Significant Changes of the 2017 Tax Reform

Major tax reform legislation was signed into law at the end of 2017 and resulted in sweeping changes to the tax code for both individuals and businesses. The legislation impacts not only federal income taxes but also the estate, gift, and generation-skipping transfer taxes.

Individuals

The tax act implemented seven tax brackets: 10%, 12%, 22%, 24%, 32%, 35%, and 37%. These brackets also have higher income breakpoints, which are intended to lower the tax assessed. The standard deductions were nearly doubled; however, the law eliminated the $4,050 per person personal exemptions. State and local tax deductions are now capped at $10,000. Given these facts, far fewer taxpayers will be itemizing their mortgage interest, state and local taxes, charitable contributions, and other deductions, instead relying on the standard deduction.

Additional changes include (i) the child tax credit being doubled to $2,000 and made partially refundable; (ii) mortgage interest deductions being limited to $750,000 of new debt; and (iii) home equity loans being deductible only if used to build or improve a home.

Estate Planning

The law doubles the estate, gift, and GST tax exclusion amounts to $10 million (to be adjusted for inflation from a base year of 2010). For 2018, the inflation-adjusted amount will be $11.2 million. Effective as of December 31, 2025, the increased exclusion amounts will sunset, returning to a $5 million inflation-adjusted amount.

Businesses

Businesses should be aware of the provisions that have changed and plan now for how they affect the business moving forward. The corporate rate cuts are significant as the 2017 tax act provides for a 21% flat C corporation tax rate. In addition, no special tax rate is applicable to personal service corporations.

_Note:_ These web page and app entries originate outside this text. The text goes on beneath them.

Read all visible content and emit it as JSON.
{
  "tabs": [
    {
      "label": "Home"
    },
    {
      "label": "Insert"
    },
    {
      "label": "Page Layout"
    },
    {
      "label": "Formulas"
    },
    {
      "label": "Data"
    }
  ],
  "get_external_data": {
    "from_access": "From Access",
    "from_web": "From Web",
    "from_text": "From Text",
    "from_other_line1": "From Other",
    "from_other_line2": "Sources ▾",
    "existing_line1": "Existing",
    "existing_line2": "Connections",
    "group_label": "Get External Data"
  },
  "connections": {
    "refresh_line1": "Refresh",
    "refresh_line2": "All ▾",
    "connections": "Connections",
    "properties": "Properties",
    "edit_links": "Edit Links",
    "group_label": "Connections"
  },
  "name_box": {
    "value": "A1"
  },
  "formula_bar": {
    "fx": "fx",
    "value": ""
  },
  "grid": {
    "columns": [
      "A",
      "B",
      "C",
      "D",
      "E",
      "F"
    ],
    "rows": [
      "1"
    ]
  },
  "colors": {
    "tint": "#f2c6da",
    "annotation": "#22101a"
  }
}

Businesses conducted as sole proprietorships, partnerships, or S corporations are subject to a special deduction under the 2017 legislation, generally equal to 20% of the qualified business income received by the individual from a pass-through business. Congress, however, placed income limits and conditions that affect the receipt of the deduction in certain circumstances.

The tax changes under the new law are far reaching and stretch beyond the coverage in this article. Please contact the attorneys at Clark, Mize & Linville, Chartered to schedule a convenient time to discuss your planning if you believe that the tax laws changes might impact you, your family, or your business.

Written by:      Joshua C. Howard

Related Practice Area:

Wills, Trusts and Estate Planning

Probate and Estate Settlement

Business Formation and Governance